▸ **WHAT YOU NEED TO DO**: Search for the word "дома" in the entries. Each line that holds it should be copied.

[STUDY MATERIAL — start]

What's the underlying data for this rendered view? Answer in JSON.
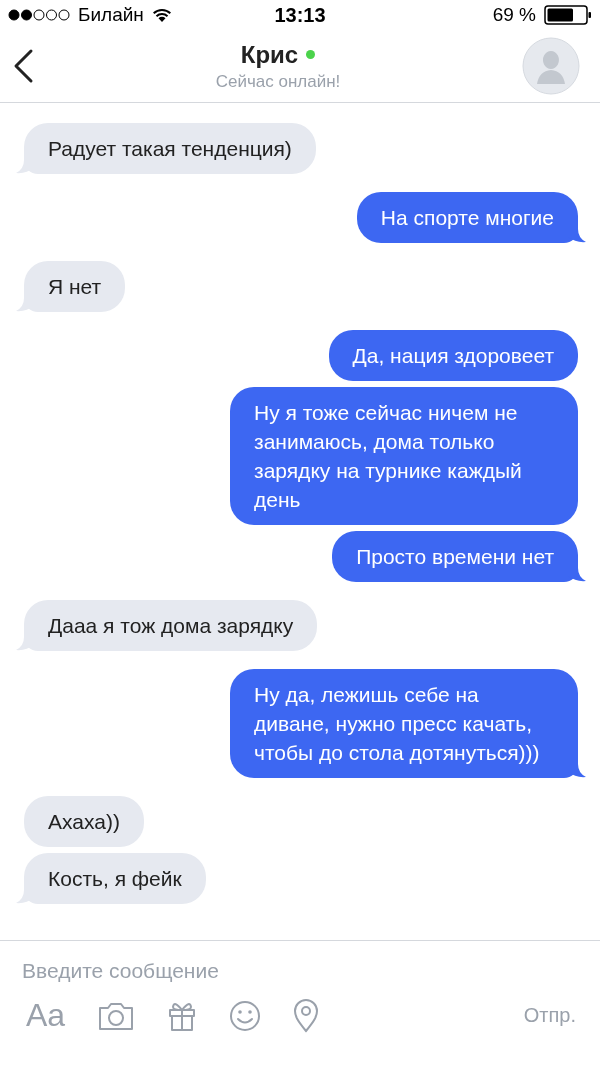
{
  "status_bar": {
    "carrier": "Билайн",
    "time": "13:13",
    "battery": "69 %"
  },
  "header": {
    "name": "Крис",
    "online": true,
    "status": "Сейчас онлайн!"
  },
  "messages": [
    {
      "kind": "incoming",
      "text": "Радует такая тенденция)",
      "tail": true
    },
    {
      "kind": "outgoing",
      "text": "На спорте многие",
      "tail": true
    },
    {
      "kind": "incoming",
      "text": "Я нет",
      "tail": true
    },
    {
      "kind": "outgoing",
      "text": "Да, нация здоровеет",
      "tail": false
    },
    {
      "kind": "outgoing",
      "text": "Ну я тоже сейчас ничем не занимаюсь, дома только зарядку на турнике каждый день",
      "tail": false
    },
    {
      "kind": "outgoing",
      "text": "Просто времени нет",
      "tail": true
    },
    {
      "kind": "incoming",
      "text": "Дааа я тож дома зарядку",
      "tail": true
    },
    {
      "kind": "outgoing",
      "text": "Ну да, лежишь себе на диване, нужно пресс качать, чтобы до стола дотянуться)))",
      "tail": true
    },
    {
      "kind": "incoming",
      "text": "Ахаха))",
      "tail": false
    },
    {
      "kind": "incoming",
      "text": "Кость, я фейк",
      "tail": true
    }
  ],
  "composer": {
    "placeholder": "Введите сообщение",
    "format_key": "Aa",
    "send": "Отпр."
  }
}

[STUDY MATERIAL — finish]

▸ **ANSWER BOX**:
      "text": "Ну я тоже сейчас ничем не занимаюсь, дома только зарядку на турнике каждый день",
      "text": "Дааа я тож дома зарядку",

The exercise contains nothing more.